◆ Aim of the exercise
Nothing but the entries, copied exactly, should appear in the response.

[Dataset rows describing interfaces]
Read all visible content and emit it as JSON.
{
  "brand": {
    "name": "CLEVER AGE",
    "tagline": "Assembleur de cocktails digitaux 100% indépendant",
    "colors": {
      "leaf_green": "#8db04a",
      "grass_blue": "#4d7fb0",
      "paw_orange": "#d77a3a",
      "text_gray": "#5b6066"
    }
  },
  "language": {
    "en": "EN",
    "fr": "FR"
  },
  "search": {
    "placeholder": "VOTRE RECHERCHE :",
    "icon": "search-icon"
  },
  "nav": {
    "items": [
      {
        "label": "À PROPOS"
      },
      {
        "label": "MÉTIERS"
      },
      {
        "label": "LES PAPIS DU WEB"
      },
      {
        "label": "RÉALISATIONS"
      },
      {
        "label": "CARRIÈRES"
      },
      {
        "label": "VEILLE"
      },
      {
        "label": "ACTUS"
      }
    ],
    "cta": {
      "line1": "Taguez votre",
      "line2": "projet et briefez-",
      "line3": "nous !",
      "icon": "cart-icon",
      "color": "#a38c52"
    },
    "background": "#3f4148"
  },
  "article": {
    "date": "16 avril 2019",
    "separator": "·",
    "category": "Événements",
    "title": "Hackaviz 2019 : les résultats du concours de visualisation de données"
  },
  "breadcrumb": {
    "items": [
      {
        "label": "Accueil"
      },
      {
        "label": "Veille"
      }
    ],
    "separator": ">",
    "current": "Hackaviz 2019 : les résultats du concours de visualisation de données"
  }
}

◆ Result below
Read all visible content and emit it as JSON.
{
  "brand": {
    "name": "CLEVER AGE",
    "tagline": "Assembleur de cocktails digitaux 100% indépendant",
    "colors": {
      "leaf_green": "#8db04a",
      "grass_blue": "#4d7fb0",
      "paw_orange": "#d77a3a",
      "text_gray": "#5b6066"
    }
  },
  "language": {
    "en": "EN",
    "fr": "FR"
  },
  "search": {
    "placeholder": "VOTRE RECHERCHE :",
    "icon": "search-icon"
  },
  "nav": {
    "items": [
      {
        "label": "À PROPOS"
      },
      {
        "label": "MÉTIERS"
      },
      {
        "label": "LES PAPIS DU WEB"
      },
      {
        "label": "RÉALISATIONS"
      },
      {
        "label": "CARRIÈRES"
      },
      {
        "label": "VEILLE"
      },
      {
        "label": "ACTUS"
      }
    ],
    "cta": {
      "line1": "Taguez votre",
      "line2": "projet et briefez-",
      "line3": "nous !",
      "icon": "cart-icon",
      "color": "#a38c52"
    },
    "background": "#3f4148"
  },
  "article": {
    "date": "16 avril 2019",
    "separator": "·",
    "category": "Événements",
    "title": "Hackaviz 2019 : les résultats du concours de visualisation de données"
  },
  "breadcrumb": {
    "items": [
      {
        "label": "Accueil"
      },
      {
        "label": "Veille"
      }
    ],
    "separator": ">",
    "current": "Hackaviz 2019 : les résultats du concours de visualisation de données"
  }
}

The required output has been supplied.